8-6 for former CJ Panganiban. Associate Justice Estela M. Perlas-Bernabe wrote the Supreme Court decision granting former Chief Justice Artemio V. Panganiban full retirement benefit for 15 years of government service when he originally served only 11 years.
Chief Justice Ma. Lourdes P.A. Sereno, Associate Justices Antonio T. Carpio, Presbitero J. Velasco Jr., Mariano C. Del Castillo, Jose Portugal Perez, Bienvenido L. Reyes and Marvic Mario Victor F. Leonen agreed with her.
Six other justices did not. They were Justices Arturo Brion, Teresita Leonardo-de Castro, Disodado Peralta, Lucas Bersamin, Jose Catral Mendoza and Martin Villarama.
Justice Roberto Abad inhibited himself “for past favor received from C.J. A.V. Panganiban.” He did not disclose what the favor was.
Divided court. By a majority decision, the High Tribunal recognized as part of government service Panganiban’s four-year stint as legal consultant from January 1962 to December 1965 to then-Education Secretary Alejandro R. Roces.
The additional four years enabled him to complete the 15-year service he needed for him to qualify for full retirement benefit.
When Panganiban retired on December 7, 2006, he was credited only with 11 years, one month and 27 days of government service for which he received “only the 5-year lump sum payment” under the law.
With the High Court’s ruling, the former chief justice’s service record should be amended because the number of years he was “legal consultant to the Secretary of Education and to the National Board of Education,” should be considered part of his government service.

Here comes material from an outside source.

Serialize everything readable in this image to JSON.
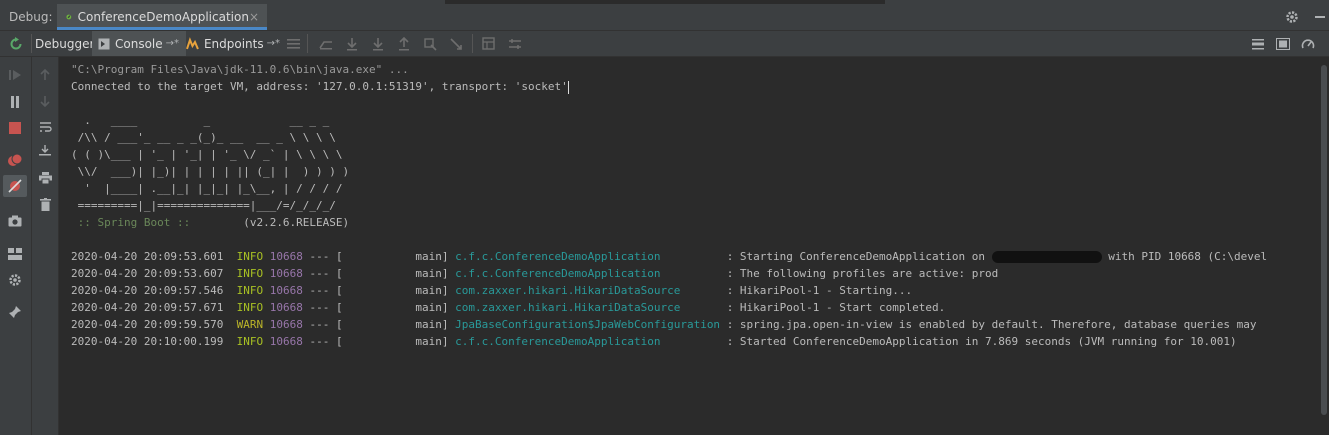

Working consultant. Believing in Panganiban’s argument, the High Court said: “He himself views his work thus: Unlike some present day consultants or counsels of government offices and officials, I rendered full and actual service to the Philippine government, working daily at an assigned desk near the Office of the Secretary of Education throughout the full term of Secretary Alejandro Roces, January 1962 to December 1965.”
The records posted on Panganiban’s own website showed that while he was “working daily” as a public servant, he was at the same time a senior partner of law firm Panganiban Benitez Parlade Africa & Barinaga.” He must be very good at dividing his time between government and private law practice.
What time did he work in his law firm?
Meanwhile, Panganiban’s statement would put to shame nonworking government consultants who report to their offices only every payday.
From Supreme Court to listed firms’ boards. Panganiban is, to borrow the description of himself as a speaker in his personal website, “a much-sought-after” nominee for independent director of some listed companies.
Aside from Philippine Long Distance Telephone Co., nine other listed companies have tapped him as independent director. These are First Philippine Holdings Corp., Metro Pacific Investment Corp., GMA Network Inc., Manila Electric Co., Robinsons Land Corp., GMA Holdings Inc., Bank of Philippine Islands, Asian Terminals Inc. and Petron Corp. He is a regular director of Jollibee Foods Corp. and senior adviser of Metropolitan Bank and Trust Co.
Insider. The companies on the list make Panganiban an insider in a number of conglomerates that compete with each other. First Holdings belongs to the Lopez group while Metro Pacific, which has bought out the Lopezes from Manila Electric Co., is the Philippine holding company of the Indonesian-owned First Pacific Co. Ltd. of Hong Kong.
Robinsons Land is the listed property company of the Gokongwei group while Bank of Philippine Islands is the banking unit of the Ayala group, which is controlled by the Zobel family.
Could he also be as efficient as member of the board of these listed companies as he has been as practicing lawyer, and at the same time a consultant to the education department?
The public investors won’t know because board meetings are for insiders only. They could only guess if Panganiban performs his task as an independent director or legal consultant inside the board room.
How Panganiban dispenses with his responsibility to the public would never be known, as long as minutes of the board meetings of listed companies are not covered by the full disclosure rule of the Securities and Exchange Commission.